What is being asked → Wherever "results" occurs in the entries, copy the line that holds it.

The data →
*** Block opens ***

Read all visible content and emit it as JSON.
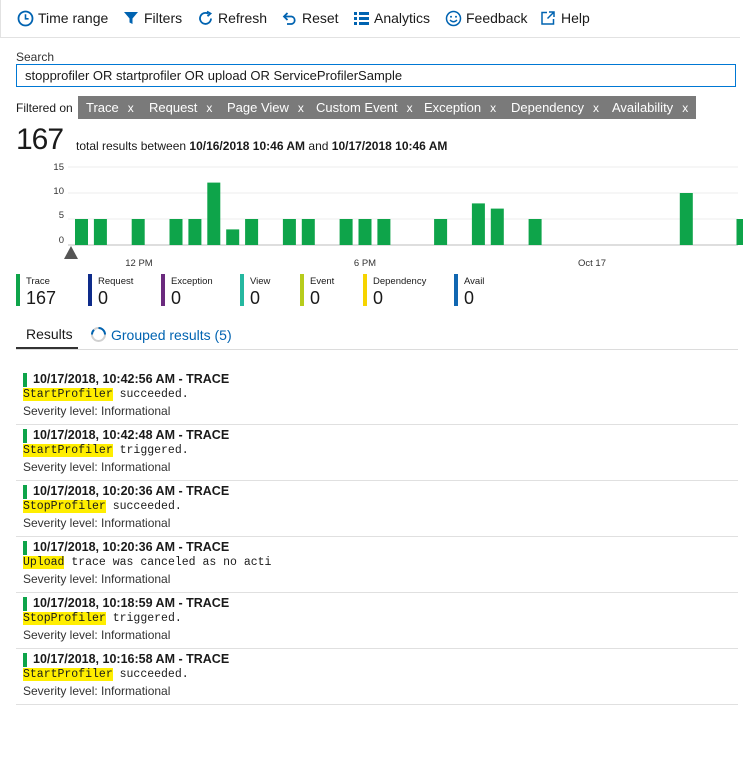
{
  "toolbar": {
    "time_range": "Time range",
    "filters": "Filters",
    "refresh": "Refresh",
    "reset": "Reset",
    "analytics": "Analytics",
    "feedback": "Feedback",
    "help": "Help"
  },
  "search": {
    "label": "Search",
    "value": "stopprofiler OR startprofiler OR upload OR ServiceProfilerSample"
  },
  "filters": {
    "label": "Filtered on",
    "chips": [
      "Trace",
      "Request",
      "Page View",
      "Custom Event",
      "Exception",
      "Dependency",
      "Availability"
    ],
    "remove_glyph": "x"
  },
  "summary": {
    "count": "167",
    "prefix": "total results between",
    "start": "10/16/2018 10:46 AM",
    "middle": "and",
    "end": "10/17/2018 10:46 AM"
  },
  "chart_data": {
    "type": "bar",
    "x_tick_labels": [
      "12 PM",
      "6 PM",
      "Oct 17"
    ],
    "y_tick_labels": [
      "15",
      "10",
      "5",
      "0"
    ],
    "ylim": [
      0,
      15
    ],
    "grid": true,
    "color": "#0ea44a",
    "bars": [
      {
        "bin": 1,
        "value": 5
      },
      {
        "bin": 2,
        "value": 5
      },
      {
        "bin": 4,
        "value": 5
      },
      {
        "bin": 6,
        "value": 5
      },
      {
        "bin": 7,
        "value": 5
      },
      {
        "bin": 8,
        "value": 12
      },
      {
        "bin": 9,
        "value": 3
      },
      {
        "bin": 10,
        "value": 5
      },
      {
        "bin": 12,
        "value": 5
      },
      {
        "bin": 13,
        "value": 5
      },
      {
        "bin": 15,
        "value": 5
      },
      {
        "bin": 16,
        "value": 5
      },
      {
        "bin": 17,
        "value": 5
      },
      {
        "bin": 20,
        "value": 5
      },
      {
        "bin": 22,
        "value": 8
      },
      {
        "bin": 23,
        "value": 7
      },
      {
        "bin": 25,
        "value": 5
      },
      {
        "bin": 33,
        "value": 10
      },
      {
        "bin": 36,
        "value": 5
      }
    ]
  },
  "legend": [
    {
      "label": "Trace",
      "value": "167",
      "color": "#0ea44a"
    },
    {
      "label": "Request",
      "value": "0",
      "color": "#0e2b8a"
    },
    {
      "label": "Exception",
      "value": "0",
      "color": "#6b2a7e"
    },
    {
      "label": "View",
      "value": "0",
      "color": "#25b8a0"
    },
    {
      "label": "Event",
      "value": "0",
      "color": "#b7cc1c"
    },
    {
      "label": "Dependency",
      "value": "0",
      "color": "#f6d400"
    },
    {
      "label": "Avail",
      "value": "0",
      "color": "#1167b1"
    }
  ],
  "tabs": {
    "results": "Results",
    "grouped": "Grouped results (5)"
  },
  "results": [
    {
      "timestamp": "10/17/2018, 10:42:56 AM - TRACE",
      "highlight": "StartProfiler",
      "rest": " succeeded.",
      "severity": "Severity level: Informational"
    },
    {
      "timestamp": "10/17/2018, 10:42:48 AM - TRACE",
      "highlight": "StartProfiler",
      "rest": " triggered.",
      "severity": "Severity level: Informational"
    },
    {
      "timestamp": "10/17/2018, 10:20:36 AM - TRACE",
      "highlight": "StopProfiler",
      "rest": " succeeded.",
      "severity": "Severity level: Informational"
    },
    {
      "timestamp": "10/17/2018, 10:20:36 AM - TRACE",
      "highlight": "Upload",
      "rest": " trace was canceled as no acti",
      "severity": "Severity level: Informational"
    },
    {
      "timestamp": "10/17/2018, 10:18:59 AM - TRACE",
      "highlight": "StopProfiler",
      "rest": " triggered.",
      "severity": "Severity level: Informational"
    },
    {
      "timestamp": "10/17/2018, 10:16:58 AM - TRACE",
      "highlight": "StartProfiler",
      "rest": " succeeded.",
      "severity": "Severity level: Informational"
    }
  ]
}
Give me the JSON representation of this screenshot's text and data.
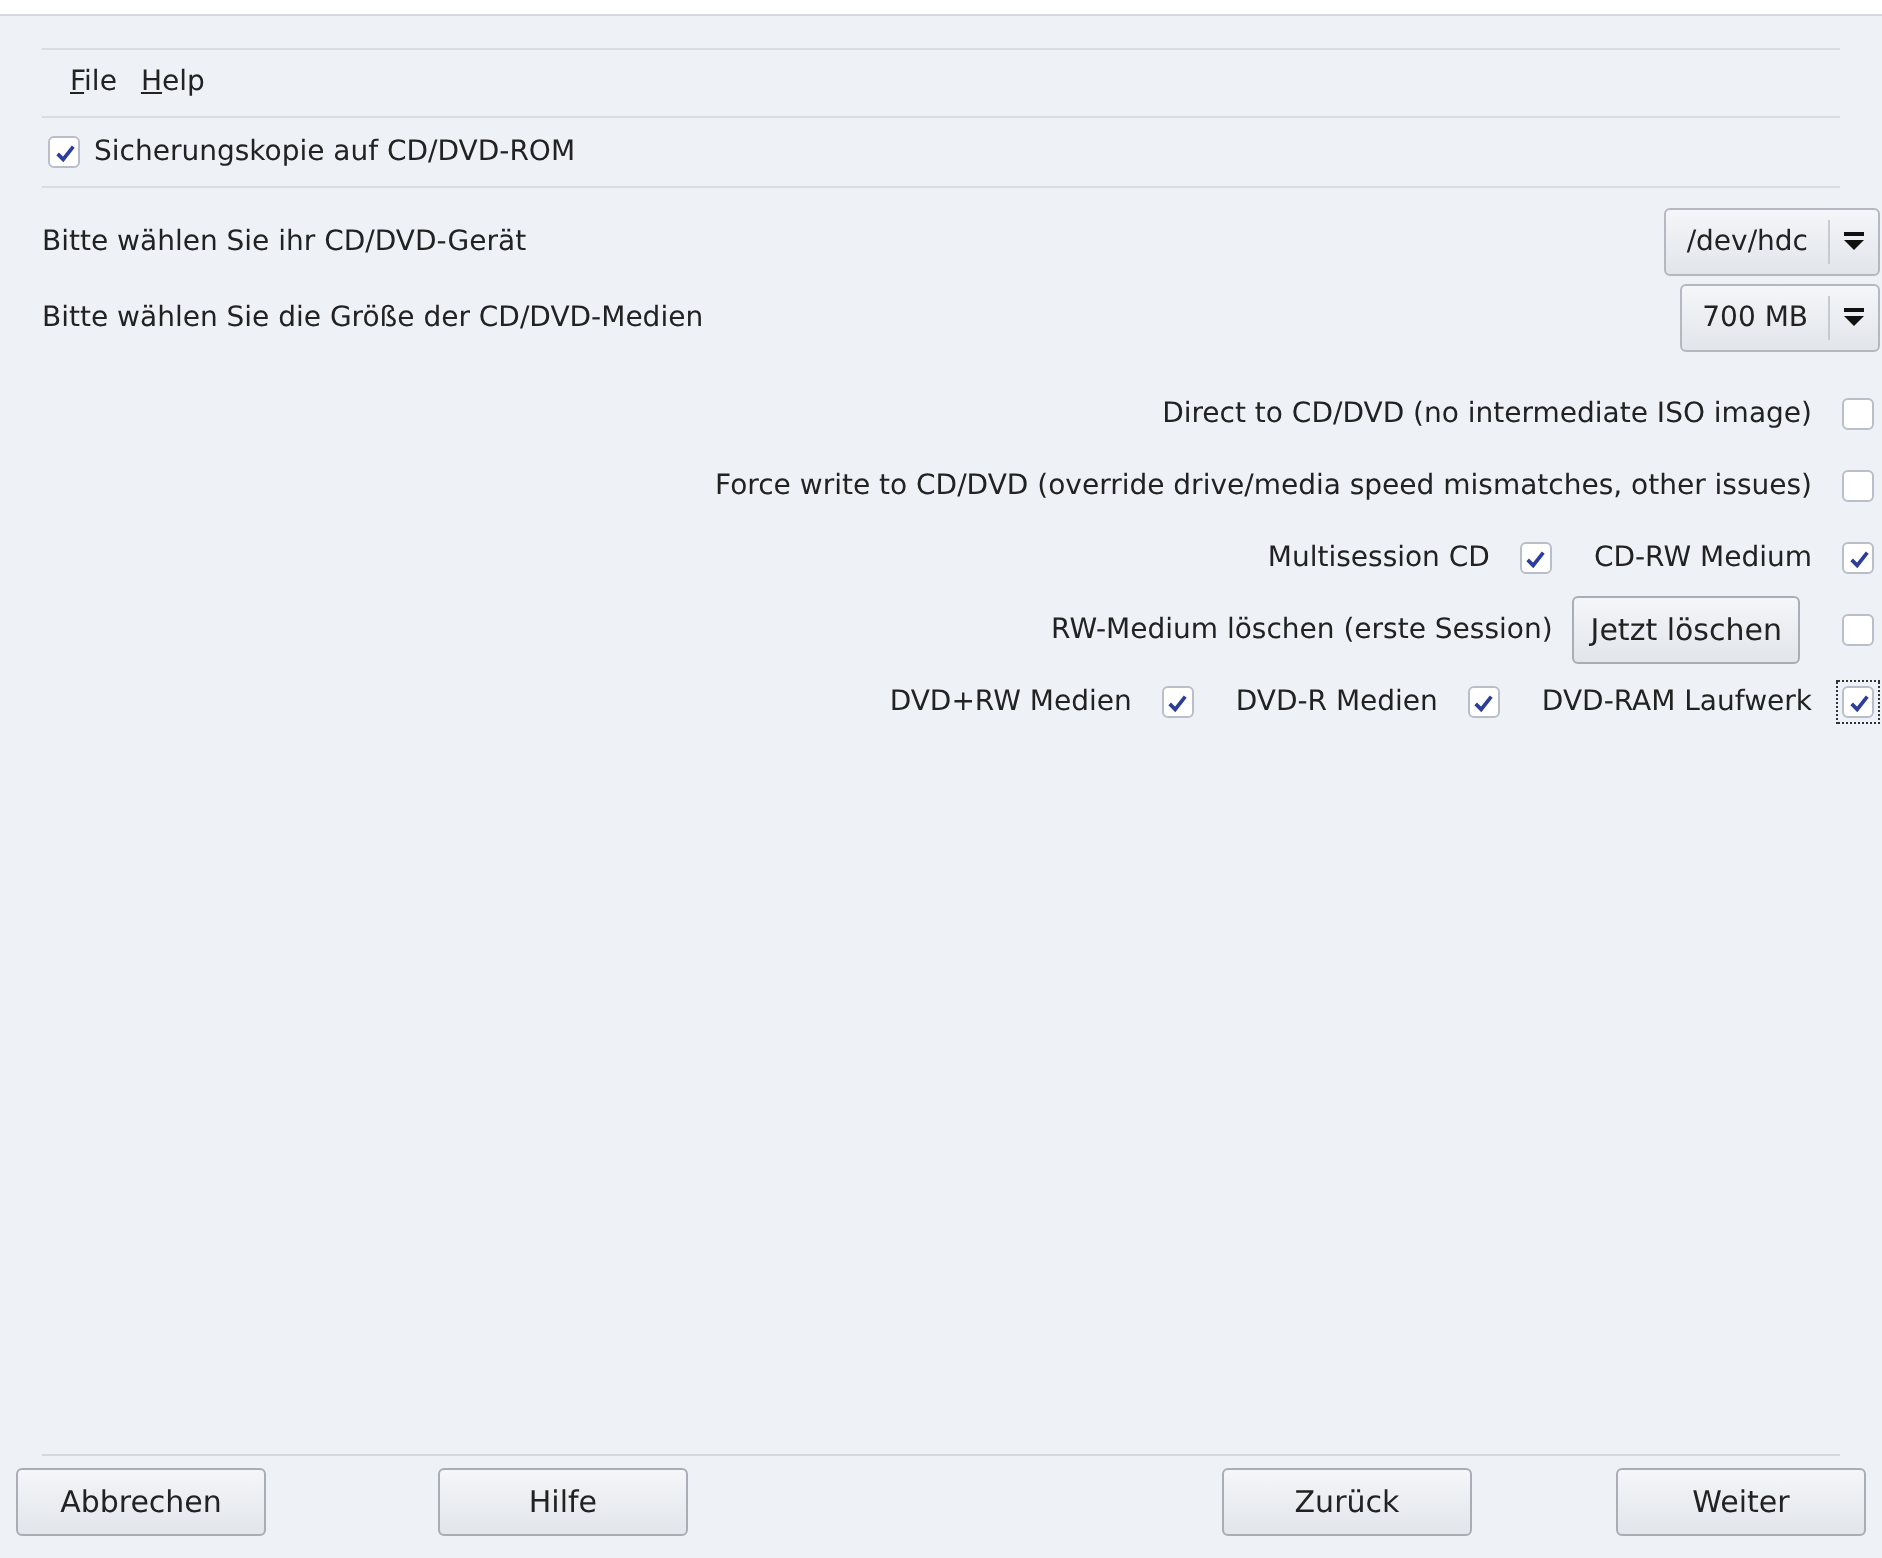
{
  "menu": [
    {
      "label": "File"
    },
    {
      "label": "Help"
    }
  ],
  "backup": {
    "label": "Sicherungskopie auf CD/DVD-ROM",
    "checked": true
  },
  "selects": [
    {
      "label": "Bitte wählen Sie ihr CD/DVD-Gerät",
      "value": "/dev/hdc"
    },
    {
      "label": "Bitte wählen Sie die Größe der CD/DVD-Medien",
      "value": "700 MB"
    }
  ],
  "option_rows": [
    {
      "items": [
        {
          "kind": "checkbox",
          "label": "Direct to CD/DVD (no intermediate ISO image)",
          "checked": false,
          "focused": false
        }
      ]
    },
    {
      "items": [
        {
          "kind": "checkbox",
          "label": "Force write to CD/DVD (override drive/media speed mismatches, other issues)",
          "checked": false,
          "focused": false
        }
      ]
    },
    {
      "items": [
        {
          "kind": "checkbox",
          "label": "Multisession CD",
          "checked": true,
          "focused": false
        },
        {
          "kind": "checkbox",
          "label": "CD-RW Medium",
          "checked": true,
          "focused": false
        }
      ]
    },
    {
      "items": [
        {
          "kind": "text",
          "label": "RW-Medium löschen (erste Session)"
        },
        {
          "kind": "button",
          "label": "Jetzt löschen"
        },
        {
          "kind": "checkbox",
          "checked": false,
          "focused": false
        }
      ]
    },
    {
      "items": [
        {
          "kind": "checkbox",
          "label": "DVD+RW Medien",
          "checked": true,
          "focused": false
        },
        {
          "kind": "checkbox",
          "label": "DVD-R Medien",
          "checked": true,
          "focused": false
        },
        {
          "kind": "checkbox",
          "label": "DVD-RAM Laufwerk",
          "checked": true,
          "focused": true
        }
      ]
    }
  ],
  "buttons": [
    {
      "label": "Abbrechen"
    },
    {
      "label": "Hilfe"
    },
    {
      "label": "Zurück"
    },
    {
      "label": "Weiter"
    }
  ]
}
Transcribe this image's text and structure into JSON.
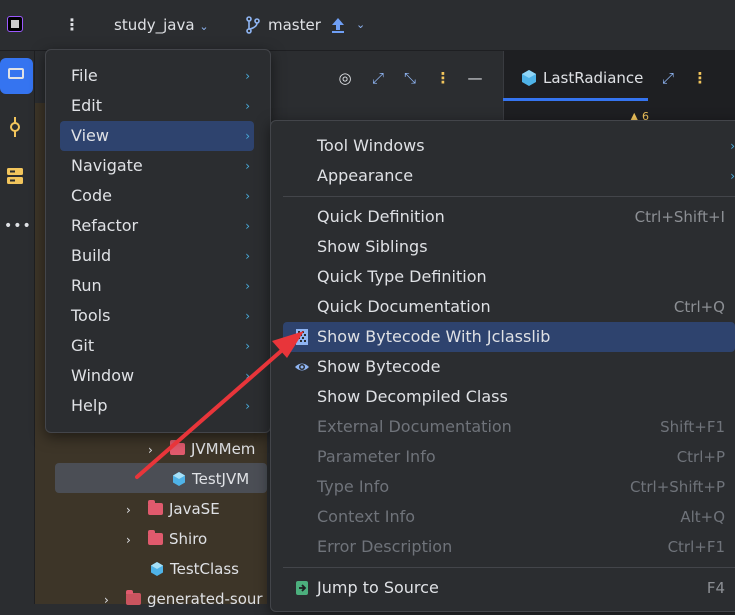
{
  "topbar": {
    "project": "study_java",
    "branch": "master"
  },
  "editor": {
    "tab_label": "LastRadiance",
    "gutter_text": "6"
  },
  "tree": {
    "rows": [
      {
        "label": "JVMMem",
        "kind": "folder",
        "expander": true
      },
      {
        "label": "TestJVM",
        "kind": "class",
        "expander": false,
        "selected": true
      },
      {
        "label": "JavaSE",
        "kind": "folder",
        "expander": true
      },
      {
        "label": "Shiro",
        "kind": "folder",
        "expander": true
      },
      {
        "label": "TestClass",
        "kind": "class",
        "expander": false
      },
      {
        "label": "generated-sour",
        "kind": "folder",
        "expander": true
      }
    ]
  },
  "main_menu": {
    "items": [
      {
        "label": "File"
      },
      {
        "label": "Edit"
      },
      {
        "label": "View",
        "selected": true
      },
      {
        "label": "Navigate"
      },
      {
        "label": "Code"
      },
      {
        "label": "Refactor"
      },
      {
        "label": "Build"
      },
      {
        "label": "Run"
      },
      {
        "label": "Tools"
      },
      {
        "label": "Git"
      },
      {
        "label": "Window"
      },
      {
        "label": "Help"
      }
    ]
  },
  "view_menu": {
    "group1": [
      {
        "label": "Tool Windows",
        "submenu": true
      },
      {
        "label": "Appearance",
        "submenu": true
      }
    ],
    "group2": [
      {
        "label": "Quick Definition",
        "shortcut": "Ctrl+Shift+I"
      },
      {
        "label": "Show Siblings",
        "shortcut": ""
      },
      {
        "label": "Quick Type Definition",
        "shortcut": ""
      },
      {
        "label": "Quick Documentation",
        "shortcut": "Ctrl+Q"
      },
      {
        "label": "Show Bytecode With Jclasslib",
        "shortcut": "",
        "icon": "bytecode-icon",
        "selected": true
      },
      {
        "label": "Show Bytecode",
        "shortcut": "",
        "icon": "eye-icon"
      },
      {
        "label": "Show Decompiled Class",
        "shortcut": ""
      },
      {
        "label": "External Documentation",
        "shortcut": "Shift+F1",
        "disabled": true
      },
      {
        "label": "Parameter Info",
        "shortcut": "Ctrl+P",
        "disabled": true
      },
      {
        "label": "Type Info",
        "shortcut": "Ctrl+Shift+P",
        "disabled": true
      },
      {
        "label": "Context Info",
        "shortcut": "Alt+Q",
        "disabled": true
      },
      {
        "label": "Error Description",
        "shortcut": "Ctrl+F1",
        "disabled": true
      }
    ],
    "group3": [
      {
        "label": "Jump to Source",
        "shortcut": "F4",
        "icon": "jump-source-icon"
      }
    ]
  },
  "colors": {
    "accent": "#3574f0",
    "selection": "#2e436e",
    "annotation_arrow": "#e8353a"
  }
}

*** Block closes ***

Output for this exercise →
    "prefix": "total results between",
    "results": "Results",
    "grouped": "Grouped results (5)"
  "results": [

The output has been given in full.